This issue, we ask “5 Questions” of Eric Aaron, assistant professor of computer science. His article, “Action Selection and Task Sequence Learning for Hybrid Dynamical Cognitive Agents,” was recently published in Robotics and Autonomous Systems. Aaron has a bachelor of arts in math from Princeton University; a master of science and Ph.D in computer science from Cornell University.
Q: How did you become interested in computer science, and specifically artificial intelligence?
A: I’ve always been interested in logical problem solving and how people think. As an undergraduate, I majored in mathematics and took courses in psychology and philosophy, but each of those was only a part of the big picture that really interested me. As I studied more, I found that computer science, and especially artificial intelligence (AI), incorporated parts of all of these perspectives in a single, mind-openingly fascinating and mind-blowingly enormous area of study.

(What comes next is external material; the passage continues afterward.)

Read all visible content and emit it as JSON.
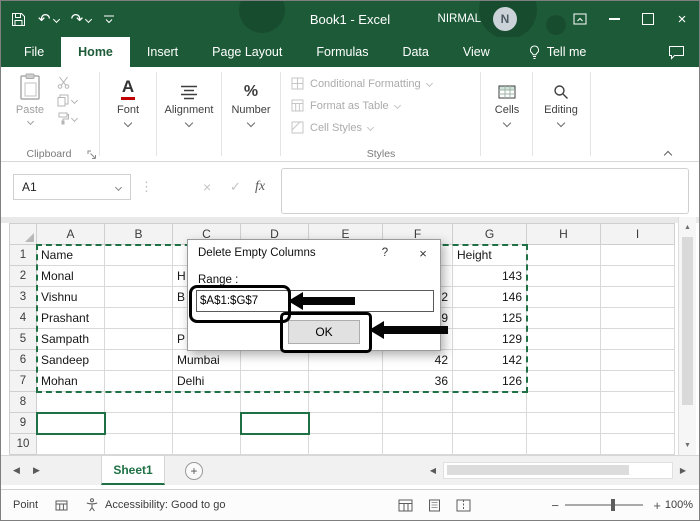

It’s especially rewarding to work on how AI can help us understand intelligence and make people’s lives better. Computers and robots are amazing tools, but they need people to tell them what to do; AI can make these tools work better, so people can spend more time on the important things–the things that robots or intelligent virtual agents can’t do.
Q: What are “intelligent virtual agents” and what are they used for?

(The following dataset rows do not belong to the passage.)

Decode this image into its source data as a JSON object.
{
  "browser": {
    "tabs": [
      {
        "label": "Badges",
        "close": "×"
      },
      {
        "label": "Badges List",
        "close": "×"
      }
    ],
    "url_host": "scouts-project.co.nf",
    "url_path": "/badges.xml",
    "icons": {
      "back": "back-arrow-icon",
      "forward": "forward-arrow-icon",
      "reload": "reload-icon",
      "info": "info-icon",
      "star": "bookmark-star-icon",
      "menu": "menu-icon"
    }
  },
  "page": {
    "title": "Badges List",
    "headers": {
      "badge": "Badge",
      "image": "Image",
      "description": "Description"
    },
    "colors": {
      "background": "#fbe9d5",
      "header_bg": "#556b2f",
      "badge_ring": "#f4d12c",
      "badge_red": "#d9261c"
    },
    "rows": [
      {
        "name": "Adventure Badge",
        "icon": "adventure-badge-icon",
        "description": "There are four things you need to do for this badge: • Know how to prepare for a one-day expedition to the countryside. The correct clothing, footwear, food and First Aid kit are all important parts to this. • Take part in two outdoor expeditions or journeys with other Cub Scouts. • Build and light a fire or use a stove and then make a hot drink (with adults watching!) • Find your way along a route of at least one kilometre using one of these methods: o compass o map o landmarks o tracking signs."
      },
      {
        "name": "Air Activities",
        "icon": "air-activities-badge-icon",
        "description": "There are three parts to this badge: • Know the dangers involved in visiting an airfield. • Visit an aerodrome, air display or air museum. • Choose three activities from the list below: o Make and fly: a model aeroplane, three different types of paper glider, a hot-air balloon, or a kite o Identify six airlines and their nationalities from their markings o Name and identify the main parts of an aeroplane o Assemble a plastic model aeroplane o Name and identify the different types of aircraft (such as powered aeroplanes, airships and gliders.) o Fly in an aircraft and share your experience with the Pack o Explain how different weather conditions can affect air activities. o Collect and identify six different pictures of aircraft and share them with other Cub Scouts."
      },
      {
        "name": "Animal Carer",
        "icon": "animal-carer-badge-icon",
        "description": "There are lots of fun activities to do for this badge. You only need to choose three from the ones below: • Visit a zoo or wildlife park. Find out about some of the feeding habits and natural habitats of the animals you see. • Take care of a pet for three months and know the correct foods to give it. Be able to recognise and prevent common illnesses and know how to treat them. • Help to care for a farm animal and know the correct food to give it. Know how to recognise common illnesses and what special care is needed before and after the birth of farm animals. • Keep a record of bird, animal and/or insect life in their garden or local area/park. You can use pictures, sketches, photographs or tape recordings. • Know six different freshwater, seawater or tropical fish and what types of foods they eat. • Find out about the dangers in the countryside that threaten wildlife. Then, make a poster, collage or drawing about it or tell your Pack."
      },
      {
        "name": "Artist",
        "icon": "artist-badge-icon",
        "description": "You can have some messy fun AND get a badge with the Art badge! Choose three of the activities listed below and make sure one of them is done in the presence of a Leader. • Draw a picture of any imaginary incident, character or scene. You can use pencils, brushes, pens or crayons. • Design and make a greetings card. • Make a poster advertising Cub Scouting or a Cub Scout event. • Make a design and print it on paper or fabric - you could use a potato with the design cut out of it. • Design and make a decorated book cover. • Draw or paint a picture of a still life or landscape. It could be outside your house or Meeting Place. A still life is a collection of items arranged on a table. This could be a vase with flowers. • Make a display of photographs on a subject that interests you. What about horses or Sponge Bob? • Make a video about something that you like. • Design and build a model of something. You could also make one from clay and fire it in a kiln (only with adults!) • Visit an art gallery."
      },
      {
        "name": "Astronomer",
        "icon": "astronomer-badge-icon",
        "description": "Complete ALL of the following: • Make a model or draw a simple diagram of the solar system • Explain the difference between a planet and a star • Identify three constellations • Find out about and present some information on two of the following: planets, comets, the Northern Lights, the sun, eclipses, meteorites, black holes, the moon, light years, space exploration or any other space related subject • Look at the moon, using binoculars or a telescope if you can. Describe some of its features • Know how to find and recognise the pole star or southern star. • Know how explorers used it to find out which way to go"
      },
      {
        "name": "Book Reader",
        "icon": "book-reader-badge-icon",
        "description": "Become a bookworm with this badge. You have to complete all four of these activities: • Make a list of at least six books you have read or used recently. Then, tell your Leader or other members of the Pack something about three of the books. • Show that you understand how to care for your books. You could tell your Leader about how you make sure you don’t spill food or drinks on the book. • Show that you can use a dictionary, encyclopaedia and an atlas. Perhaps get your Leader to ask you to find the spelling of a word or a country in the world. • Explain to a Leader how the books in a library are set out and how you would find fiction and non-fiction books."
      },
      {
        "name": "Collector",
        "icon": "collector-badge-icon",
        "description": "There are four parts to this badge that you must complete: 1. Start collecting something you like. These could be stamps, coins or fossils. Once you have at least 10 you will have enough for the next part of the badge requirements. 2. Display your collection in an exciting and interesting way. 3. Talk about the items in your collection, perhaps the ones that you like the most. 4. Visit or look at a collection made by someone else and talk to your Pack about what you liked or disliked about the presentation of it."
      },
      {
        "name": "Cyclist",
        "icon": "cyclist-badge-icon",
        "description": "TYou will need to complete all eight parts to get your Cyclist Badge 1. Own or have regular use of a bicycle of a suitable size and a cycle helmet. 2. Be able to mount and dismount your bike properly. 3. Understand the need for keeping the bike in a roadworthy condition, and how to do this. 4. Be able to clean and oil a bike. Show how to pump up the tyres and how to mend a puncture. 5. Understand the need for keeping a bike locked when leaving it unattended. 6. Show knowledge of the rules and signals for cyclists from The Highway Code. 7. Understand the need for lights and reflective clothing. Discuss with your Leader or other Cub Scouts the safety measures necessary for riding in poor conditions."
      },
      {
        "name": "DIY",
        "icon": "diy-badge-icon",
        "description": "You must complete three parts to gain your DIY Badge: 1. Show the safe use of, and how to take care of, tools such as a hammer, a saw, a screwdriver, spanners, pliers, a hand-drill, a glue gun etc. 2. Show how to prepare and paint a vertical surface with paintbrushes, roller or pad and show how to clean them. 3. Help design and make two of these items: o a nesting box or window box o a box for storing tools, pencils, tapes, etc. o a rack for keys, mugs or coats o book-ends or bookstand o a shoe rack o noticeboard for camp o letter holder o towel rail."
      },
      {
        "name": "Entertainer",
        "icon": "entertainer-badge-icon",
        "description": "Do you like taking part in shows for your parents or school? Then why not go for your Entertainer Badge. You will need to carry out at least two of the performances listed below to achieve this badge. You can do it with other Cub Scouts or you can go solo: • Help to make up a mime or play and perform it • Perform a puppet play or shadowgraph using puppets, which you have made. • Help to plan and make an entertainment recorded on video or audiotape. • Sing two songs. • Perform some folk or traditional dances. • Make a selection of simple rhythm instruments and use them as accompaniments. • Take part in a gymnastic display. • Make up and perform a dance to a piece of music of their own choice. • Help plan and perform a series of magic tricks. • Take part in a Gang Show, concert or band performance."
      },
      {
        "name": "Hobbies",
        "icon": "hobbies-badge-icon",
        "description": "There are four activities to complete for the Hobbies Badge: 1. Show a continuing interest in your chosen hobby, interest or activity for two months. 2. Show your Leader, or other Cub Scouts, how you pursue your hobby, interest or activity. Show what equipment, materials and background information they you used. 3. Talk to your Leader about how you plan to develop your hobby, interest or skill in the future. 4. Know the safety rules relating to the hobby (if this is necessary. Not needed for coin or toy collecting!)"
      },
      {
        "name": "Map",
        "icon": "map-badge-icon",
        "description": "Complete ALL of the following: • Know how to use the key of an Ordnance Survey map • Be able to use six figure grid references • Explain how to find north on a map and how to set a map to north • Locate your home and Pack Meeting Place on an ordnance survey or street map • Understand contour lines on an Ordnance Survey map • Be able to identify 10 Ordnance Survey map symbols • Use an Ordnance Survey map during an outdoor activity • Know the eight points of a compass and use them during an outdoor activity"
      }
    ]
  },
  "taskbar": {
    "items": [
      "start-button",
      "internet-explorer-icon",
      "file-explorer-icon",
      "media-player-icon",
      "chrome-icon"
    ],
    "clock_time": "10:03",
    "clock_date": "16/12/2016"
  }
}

A: Loosely, in the AI sense, an agent is something that we think of as perceiving and acting intelligently on its own, such as a robot vacuum cleaner in your house. An intelligent virtual agent (IVA) is a kind of agent, a computer-controlled animated character in a computer-generated graphical environment. IVAs can be teachers in intelligent tutoring systems or teammates and adversaries in video games, among other applications.
Q: Is work on intelligent virtual agents closely connected to work in robotics?
A: The similarities and differences between those fields are sometimes subtle, but they can be deeply important. For example, robots have motors that can break and bodies that can be damaged by collisions, but at least they obey natural laws of physics! In contrast, IVAs have no material parts to break, but because they’re not naturally physical, they don’t obey natural physics, and it can take extra work to make IVAs believable and engaging to people. For my research interests, however, the similarities between the fields matter more than the differences. Both robots and IVAs move through their worlds, performing tasks and responding to their environments, so research into intelligent, collision-free navigation or methods for re-planning task sequences is widely applicable.
Q: What was the focus of your recent article published in Robotics and Autonomous Systems?
A: Basically, it’s about helping robots manage their schedules more effectively without people having to tell them everything. Although the details are technical, the underlying ideas and inspirations come from everyday life. Think about the schedule or plan you intend to follow at the start of your day, maybe a sequence of tasks like eat breakfast, drive to work, go to meeting No. 1, go to meeting No. 2 (etc.), drive home, clean house, and so on. You might start your day planning to do all of them, but as the day goes on, there might be delays or other unexpected occurrences, and you might need to change your plan. Over several days or weeks, you might do this repeatedly, learning better and better strategies for adapting your schedule. That’s roughly what the article is about: my new framework by which service robots, such as robot couriers in offices, could do something similar–intelligently change plans and learn to improve over time.
Q: Other than your primary research, what else are you working on?
A: I’m fortunate to be working with colleagues from various areas on some great projects. For instance, Danny Krizanc (professor of computer science and associate professor of environmental sciences) and I are working on map visitation problems, studying how robot teams might efficiently visit key locations in their environment. Barbara Juhasz (assistant professor of psychology and neuroscience and behavior) and I are looking into relationships between visual attention and logical inference by studying people’s eye movements. I’m also working with colleagues from other institutions on a computer simulation of tumor development and treatment, part of work to better understand cancer and the effectiveness of possible courses of treatment.
On some level, topics such as robotics, visual attention, and tumor modeling are very different, but my work is on something shared by all of them: processes that intelligently adapt to information. That’s one of the things that make computer science a great area for study–because computational processes are so broadly important, computer scientists have a diverse range of interesting problems to solve and mental puzzles to play with!